___ Task inputs

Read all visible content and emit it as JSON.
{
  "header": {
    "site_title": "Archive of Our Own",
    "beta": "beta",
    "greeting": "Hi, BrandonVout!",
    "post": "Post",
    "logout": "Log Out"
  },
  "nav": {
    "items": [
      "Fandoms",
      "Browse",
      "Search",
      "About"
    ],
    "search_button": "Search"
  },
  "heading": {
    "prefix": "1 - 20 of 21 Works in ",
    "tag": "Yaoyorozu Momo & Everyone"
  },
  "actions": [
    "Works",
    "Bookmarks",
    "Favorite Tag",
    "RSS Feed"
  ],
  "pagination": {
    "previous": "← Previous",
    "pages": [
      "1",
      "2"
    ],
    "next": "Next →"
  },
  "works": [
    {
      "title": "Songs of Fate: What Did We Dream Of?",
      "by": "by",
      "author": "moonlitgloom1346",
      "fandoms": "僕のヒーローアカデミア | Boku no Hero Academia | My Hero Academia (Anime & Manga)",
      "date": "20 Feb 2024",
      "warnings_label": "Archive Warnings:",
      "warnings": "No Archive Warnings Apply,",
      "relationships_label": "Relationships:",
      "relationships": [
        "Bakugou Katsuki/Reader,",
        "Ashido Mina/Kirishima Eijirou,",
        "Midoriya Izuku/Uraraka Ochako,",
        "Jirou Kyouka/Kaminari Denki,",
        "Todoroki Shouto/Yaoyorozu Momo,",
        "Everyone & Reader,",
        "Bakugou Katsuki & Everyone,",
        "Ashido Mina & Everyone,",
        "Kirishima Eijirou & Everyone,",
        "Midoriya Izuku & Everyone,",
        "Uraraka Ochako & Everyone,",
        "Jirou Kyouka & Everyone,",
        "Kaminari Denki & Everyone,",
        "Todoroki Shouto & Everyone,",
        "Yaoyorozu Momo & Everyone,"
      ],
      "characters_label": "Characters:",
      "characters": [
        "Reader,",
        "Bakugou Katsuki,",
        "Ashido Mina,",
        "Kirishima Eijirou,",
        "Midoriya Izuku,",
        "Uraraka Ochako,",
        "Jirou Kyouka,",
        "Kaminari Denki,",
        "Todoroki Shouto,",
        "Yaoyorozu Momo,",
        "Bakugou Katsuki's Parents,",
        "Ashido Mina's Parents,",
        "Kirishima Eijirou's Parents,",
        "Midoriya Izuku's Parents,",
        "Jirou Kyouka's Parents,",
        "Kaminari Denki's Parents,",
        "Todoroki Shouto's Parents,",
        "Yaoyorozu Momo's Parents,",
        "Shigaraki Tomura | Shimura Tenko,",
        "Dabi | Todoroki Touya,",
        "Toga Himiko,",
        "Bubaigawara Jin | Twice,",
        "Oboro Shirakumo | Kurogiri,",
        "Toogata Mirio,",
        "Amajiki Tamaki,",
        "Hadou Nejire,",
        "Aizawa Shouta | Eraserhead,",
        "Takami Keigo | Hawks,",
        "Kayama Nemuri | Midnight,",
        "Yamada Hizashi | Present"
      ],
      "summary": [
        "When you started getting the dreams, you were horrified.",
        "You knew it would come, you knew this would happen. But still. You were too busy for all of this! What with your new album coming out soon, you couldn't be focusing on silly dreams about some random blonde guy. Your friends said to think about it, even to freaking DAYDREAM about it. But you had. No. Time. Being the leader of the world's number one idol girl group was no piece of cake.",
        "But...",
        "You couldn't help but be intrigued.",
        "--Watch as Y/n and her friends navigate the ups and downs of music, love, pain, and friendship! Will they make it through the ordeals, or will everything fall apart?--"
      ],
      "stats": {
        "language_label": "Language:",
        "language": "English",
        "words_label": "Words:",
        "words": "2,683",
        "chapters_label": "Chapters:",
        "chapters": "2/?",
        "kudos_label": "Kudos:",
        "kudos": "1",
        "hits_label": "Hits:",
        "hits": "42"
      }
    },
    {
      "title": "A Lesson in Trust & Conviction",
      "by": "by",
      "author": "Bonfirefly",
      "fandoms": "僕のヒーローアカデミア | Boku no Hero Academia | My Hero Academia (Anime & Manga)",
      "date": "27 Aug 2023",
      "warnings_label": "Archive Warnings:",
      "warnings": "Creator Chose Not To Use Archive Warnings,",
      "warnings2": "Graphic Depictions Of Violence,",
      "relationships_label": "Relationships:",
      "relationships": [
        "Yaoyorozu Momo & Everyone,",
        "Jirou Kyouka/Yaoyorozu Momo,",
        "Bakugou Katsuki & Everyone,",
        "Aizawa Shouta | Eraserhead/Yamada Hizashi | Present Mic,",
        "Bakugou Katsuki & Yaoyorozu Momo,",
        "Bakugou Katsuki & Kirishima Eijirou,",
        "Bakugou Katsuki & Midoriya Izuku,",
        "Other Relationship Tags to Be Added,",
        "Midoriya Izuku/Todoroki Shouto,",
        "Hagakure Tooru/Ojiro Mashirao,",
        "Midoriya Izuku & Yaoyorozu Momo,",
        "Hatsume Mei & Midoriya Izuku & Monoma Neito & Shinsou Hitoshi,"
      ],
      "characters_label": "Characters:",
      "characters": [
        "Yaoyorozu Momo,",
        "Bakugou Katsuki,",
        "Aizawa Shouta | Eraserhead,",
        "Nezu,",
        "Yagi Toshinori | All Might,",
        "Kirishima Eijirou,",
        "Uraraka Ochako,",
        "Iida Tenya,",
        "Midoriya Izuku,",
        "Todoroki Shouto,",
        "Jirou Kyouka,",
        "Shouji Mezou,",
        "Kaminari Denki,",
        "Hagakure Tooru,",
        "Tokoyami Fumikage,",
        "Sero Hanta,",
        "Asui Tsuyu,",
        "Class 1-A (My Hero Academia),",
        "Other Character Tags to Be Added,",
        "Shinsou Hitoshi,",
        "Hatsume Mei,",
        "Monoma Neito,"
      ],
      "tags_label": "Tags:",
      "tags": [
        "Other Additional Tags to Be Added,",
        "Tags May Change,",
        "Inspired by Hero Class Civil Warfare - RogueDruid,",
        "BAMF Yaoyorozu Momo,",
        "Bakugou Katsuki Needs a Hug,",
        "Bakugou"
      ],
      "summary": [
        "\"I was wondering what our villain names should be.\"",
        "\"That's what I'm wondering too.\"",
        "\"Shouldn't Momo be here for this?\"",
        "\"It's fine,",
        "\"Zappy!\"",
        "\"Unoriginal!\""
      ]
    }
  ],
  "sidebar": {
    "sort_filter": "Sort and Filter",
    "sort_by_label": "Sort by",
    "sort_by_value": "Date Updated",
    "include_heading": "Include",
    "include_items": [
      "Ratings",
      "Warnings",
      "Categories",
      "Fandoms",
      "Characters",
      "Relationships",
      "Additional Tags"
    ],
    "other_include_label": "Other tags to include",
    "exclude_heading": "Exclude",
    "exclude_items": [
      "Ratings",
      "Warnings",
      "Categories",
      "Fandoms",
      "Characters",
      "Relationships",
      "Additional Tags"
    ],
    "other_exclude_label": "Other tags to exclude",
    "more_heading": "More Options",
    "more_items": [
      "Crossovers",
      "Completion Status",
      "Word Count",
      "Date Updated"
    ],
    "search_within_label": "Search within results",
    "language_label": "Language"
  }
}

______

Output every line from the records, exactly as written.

Read all visible content and emit it as JSON.
{
  "header": {
    "site_title": "Archive of Our Own",
    "beta": "beta",
    "greeting": "Hi, BrandonVout!",
    "post": "Post",
    "logout": "Log Out"
  },
  "nav": {
    "items": [
      "Fandoms",
      "Browse",
      "Search",
      "About"
    ],
    "search_button": "Search"
  },
  "heading": {
    "prefix": "1 - 20 of 21 Works in ",
    "tag": "Yaoyorozu Momo & Everyone"
  },
  "actions": [
    "Works",
    "Bookmarks",
    "Favorite Tag",
    "RSS Feed"
  ],
  "pagination": {
    "previous": "← Previous",
    "pages": [
      "1",
      "2"
    ],
    "next": "Next →"
  },
  "works": [
    {
      "title": "Songs of Fate: What Did We Dream Of?",
      "by": "by",
      "author": "moonlitgloom1346",
      "fandoms": "僕のヒーローアカデミア | Boku no Hero Academia | My Hero Academia (Anime & Manga)",
      "date": "20 Feb 2024",
      "warnings_label": "Archive Warnings:",
      "warnings": "No Archive Warnings Apply,",
      "relationships_label": "Relationships:",
      "relationships": [
        "Bakugou Katsuki/Reader,",
        "Ashido Mina/Kirishima Eijirou,",
        "Midoriya Izuku/Uraraka Ochako,",
        "Jirou Kyouka/Kaminari Denki,",
        "Todoroki Shouto/Yaoyorozu Momo,",
        "Everyone & Reader,",
        "Bakugou Katsuki & Everyone,",
        "Ashido Mina & Everyone,",
        "Kirishima Eijirou & Everyone,",
        "Midoriya Izuku & Everyone,",
        "Uraraka Ochako & Everyone,",
        "Jirou Kyouka & Everyone,",
        "Kaminari Denki & Everyone,",
        "Todoroki Shouto & Everyone,",
        "Yaoyorozu Momo & Everyone,"
      ],
      "characters_label": "Characters:",
      "characters": [
        "Reader,",
        "Bakugou Katsuki,",
        "Ashido Mina,",
        "Kirishima Eijirou,",
        "Midoriya Izuku,",
        "Uraraka Ochako,",
        "Jirou Kyouka,",
        "Kaminari Denki,",
        "Todoroki Shouto,",
        "Yaoyorozu Momo,",
        "Bakugou Katsuki's Parents,",
        "Ashido Mina's Parents,",
        "Kirishima Eijirou's Parents,",
        "Midoriya Izuku's Parents,",
        "Jirou Kyouka's Parents,",
        "Kaminari Denki's Parents,",
        "Todoroki Shouto's Parents,",
        "Yaoyorozu Momo's Parents,",
        "Shigaraki Tomura | Shimura Tenko,",
        "Dabi | Todoroki Touya,",
        "Toga Himiko,",
        "Bubaigawara Jin | Twice,",
        "Oboro Shirakumo | Kurogiri,",
        "Toogata Mirio,",
        "Amajiki Tamaki,",
        "Hadou Nejire,",
        "Aizawa Shouta | Eraserhead,",
        "Takami Keigo | Hawks,",
        "Kayama Nemuri | Midnight,",
        "Yamada Hizashi | Present"
      ],
      "summary": [
        "When you started getting the dreams, you were horrified.",
        "You knew it would come, you knew this would happen. But still. You were too busy for all of this! What with your new album coming out soon, you couldn't be focusing on silly dreams about some random blonde guy. Your friends said to think about it, even to freaking DAYDREAM about it. But you had. No. Time. Being the leader of the world's number one idol girl group was no piece of cake.",
        "But...",
        "You couldn't help but be intrigued.",
        "--Watch as Y/n and her friends navigate the ups and downs of music, love, pain, and friendship! Will they make it through the ordeals, or will everything fall apart?--"
      ],
      "stats": {
        "language_label": "Language:",
        "language": "English",
        "words_label": "Words:",
        "words": "2,683",
        "chapters_label": "Chapters:",
        "chapters": "2/?",
        "kudos_label": "Kudos:",
        "kudos": "1",
        "hits_label": "Hits:",
        "hits": "42"
      }
    },
    {
      "title": "A Lesson in Trust & Conviction",
      "by": "by",
      "author": "Bonfirefly",
      "fandoms": "僕のヒーローアカデミア | Boku no Hero Academia | My Hero Academia (Anime & Manga)",
      "date": "27 Aug 2023",
      "warnings_label": "Archive Warnings:",
      "warnings": "Creator Chose Not To Use Archive Warnings,",
      "warnings2": "Graphic Depictions Of Violence,",
      "relationships_label": "Relationships:",
      "relationships": [
        "Yaoyorozu Momo & Everyone,",
        "Jirou Kyouka/Yaoyorozu Momo,",
        "Bakugou Katsuki & Everyone,",
        "Aizawa Shouta | Eraserhead/Yamada Hizashi | Present Mic,",
        "Bakugou Katsuki & Yaoyorozu Momo,",
        "Bakugou Katsuki & Kirishima Eijirou,",
        "Bakugou Katsuki & Midoriya Izuku,",
        "Other Relationship Tags to Be Added,",
        "Midoriya Izuku/Todoroki Shouto,",
        "Hagakure Tooru/Ojiro Mashirao,",
        "Midoriya Izuku & Yaoyorozu Momo,",
        "Hatsume Mei & Midoriya Izuku & Monoma Neito & Shinsou Hitoshi,"
      ],
      "characters_label": "Characters:",
      "characters": [
        "Yaoyorozu Momo,",
        "Bakugou Katsuki,",
        "Aizawa Shouta | Eraserhead,",
        "Nezu,",
        "Yagi Toshinori | All Might,",
        "Kirishima Eijirou,",
        "Uraraka Ochako,",
        "Iida Tenya,",
        "Midoriya Izuku,",
        "Todoroki Shouto,",
        "Jirou Kyouka,",
        "Shouji Mezou,",
        "Kaminari Denki,",
        "Hagakure Tooru,",
        "Tokoyami Fumikage,",
        "Sero Hanta,",
        "Asui Tsuyu,",
        "Class 1-A (My Hero Academia),",
        "Other Character Tags to Be Added,",
        "Shinsou Hitoshi,",
        "Hatsume Mei,",
        "Monoma Neito,"
      ],
      "tags_label": "Tags:",
      "tags": [
        "Other Additional Tags to Be Added,",
        "Tags May Change,",
        "Inspired by Hero Class Civil Warfare - RogueDruid,",
        "BAMF Yaoyorozu Momo,",
        "Bakugou Katsuki Needs a Hug,",
        "Bakugou"
      ],
      "summary": [
        "\"I was wondering what our villain names should be.\"",
        "\"That's what I'm wondering too.\"",
        "\"Shouldn't Momo be here for this?\"",
        "\"It's fine,",
        "\"Zappy!\"",
        "\"Unoriginal!\""
      ]
    }
  ],
  "sidebar": {
    "sort_filter": "Sort and Filter",
    "sort_by_label": "Sort by",
    "sort_by_value": "Date Updated",
    "include_heading": "Include",
    "include_items": [
      "Ratings",
      "Warnings",
      "Categories",
      "Fandoms",
      "Characters",
      "Relationships",
      "Additional Tags"
    ],
    "other_include_label": "Other tags to include",
    "exclude_heading": "Exclude",
    "exclude_items": [
      "Ratings",
      "Warnings",
      "Categories",
      "Fandoms",
      "Characters",
      "Relationships",
      "Additional Tags"
    ],
    "other_exclude_label": "Other tags to exclude",
    "more_heading": "More Options",
    "more_items": [
      "Crossovers",
      "Completion Status",
      "Word Count",
      "Date Updated"
    ],
    "search_within_label": "Search within results",
    "language_label": "Language"
  }
}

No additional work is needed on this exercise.